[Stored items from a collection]
☆ ☆ ☆ ☆ ☆

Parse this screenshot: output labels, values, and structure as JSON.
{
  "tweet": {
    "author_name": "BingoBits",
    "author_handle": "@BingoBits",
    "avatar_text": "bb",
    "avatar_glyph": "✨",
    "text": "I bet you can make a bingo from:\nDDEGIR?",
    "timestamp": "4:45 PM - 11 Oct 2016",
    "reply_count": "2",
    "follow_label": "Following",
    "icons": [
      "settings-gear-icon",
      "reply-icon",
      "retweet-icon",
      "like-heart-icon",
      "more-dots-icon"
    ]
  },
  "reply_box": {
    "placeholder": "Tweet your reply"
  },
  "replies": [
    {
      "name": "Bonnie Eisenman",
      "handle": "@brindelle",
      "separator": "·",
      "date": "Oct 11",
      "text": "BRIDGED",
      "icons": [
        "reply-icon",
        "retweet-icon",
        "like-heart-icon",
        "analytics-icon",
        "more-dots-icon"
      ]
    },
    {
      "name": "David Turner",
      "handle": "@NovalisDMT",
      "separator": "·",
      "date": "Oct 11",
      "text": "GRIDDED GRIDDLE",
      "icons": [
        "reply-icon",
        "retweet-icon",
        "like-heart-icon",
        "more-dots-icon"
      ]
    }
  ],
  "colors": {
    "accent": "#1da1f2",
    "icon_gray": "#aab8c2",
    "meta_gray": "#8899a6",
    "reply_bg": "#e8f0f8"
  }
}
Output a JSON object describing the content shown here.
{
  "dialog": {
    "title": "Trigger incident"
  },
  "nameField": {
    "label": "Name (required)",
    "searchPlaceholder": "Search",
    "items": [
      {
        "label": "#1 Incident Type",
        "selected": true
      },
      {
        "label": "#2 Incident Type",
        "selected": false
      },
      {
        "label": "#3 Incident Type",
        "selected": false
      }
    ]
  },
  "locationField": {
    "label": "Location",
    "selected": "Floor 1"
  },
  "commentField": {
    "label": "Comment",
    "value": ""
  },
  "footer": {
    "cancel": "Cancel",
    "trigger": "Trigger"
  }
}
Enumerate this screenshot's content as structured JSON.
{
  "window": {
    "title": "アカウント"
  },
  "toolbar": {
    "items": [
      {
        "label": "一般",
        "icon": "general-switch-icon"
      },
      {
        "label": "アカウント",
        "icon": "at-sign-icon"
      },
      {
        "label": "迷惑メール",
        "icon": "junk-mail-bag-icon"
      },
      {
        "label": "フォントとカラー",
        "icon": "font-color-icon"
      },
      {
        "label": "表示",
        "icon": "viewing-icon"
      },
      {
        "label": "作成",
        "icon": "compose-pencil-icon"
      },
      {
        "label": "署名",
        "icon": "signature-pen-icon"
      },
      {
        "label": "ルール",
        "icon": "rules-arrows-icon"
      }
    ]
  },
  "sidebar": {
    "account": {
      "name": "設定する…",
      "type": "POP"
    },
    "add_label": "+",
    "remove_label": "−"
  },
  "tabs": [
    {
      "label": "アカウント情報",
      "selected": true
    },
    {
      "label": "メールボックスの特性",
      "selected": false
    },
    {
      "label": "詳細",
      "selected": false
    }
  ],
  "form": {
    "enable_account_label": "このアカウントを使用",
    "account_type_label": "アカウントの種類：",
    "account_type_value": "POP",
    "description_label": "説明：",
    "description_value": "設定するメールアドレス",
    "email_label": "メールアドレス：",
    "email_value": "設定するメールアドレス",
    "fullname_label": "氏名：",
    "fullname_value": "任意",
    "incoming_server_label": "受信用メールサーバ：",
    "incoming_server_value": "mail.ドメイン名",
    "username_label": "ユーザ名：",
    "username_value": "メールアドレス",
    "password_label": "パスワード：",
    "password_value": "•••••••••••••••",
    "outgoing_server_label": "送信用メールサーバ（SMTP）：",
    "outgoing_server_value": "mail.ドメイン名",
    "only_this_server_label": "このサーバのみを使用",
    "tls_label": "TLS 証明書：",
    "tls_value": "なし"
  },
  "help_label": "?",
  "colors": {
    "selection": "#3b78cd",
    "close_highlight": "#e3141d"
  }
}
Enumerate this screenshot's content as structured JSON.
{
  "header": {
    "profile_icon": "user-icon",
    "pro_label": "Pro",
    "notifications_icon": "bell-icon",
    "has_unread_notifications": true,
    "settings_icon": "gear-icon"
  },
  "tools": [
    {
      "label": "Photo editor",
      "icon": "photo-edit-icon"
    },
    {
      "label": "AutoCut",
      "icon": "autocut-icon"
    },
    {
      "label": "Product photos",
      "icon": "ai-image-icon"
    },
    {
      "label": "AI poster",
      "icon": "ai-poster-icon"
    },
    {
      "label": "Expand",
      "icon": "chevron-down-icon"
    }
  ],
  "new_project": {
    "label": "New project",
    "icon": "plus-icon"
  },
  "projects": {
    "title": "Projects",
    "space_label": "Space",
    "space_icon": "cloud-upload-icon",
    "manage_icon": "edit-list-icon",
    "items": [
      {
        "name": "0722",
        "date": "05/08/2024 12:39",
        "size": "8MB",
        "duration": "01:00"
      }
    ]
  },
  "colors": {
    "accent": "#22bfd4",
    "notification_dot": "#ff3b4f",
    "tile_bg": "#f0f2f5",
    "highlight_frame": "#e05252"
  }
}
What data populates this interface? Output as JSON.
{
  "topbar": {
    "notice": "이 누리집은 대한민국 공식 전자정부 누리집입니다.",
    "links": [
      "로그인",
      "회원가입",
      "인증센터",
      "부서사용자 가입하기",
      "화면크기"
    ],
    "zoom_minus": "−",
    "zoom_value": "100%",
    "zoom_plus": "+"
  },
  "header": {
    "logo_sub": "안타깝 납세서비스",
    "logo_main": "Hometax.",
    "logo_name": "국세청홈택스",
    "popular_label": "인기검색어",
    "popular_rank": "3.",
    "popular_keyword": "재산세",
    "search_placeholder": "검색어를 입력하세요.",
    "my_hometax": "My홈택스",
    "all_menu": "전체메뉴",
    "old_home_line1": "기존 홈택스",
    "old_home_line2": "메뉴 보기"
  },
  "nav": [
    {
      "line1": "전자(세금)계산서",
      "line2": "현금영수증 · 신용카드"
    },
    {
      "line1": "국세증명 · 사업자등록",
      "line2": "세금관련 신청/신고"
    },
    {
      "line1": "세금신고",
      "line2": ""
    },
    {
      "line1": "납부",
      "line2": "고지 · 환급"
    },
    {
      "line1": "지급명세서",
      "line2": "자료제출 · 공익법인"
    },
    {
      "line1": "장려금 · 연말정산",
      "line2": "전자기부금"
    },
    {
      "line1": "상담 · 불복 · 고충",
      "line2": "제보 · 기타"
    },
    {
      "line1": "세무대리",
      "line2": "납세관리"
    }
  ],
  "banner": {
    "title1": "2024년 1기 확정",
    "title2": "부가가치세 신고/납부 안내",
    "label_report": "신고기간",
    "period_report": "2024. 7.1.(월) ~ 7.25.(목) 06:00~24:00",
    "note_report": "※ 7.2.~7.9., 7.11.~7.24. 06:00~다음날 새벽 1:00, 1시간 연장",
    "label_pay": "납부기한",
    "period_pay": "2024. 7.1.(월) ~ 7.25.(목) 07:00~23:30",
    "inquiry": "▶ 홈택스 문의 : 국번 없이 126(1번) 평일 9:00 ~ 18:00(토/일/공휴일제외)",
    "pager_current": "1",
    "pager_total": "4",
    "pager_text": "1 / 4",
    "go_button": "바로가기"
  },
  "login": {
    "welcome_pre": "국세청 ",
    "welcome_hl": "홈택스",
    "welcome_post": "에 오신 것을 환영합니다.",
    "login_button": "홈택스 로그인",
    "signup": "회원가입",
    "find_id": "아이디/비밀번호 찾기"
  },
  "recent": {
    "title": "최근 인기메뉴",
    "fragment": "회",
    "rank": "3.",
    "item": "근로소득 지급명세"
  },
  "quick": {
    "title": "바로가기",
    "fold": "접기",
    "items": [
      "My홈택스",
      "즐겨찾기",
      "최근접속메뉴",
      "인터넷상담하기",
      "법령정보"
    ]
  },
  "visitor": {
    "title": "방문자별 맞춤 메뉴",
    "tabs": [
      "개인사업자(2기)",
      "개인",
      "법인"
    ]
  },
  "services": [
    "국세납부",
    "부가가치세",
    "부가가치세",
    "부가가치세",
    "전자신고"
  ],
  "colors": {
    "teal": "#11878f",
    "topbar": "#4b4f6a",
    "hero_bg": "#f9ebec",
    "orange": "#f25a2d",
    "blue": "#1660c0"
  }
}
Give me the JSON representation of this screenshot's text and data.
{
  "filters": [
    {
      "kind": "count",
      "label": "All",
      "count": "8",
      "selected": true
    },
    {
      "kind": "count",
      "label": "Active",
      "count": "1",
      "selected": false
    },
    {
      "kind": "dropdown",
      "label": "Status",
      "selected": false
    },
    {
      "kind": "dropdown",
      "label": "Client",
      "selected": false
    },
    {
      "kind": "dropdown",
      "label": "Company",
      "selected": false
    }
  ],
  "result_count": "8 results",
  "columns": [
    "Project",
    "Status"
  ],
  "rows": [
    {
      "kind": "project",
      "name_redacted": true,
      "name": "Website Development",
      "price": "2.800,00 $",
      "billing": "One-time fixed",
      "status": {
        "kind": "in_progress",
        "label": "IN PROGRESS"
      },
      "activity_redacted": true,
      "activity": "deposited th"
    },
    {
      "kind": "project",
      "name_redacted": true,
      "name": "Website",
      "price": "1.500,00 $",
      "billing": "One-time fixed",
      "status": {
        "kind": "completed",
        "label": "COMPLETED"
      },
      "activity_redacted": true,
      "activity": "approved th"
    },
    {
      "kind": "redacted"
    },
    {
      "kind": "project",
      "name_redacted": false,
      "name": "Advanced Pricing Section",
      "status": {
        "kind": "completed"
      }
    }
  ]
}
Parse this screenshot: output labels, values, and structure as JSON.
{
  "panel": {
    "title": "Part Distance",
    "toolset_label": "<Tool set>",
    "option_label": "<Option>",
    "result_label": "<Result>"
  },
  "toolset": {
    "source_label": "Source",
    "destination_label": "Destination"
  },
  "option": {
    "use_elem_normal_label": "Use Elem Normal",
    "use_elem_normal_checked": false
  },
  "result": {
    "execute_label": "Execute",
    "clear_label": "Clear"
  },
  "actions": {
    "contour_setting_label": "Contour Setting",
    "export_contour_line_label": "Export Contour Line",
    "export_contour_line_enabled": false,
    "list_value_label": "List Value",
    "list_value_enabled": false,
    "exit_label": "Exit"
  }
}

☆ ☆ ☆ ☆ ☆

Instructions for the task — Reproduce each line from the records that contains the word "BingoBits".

Result for this exercise —
    "author_name": "BingoBits",
    "author_handle": "@BingoBits",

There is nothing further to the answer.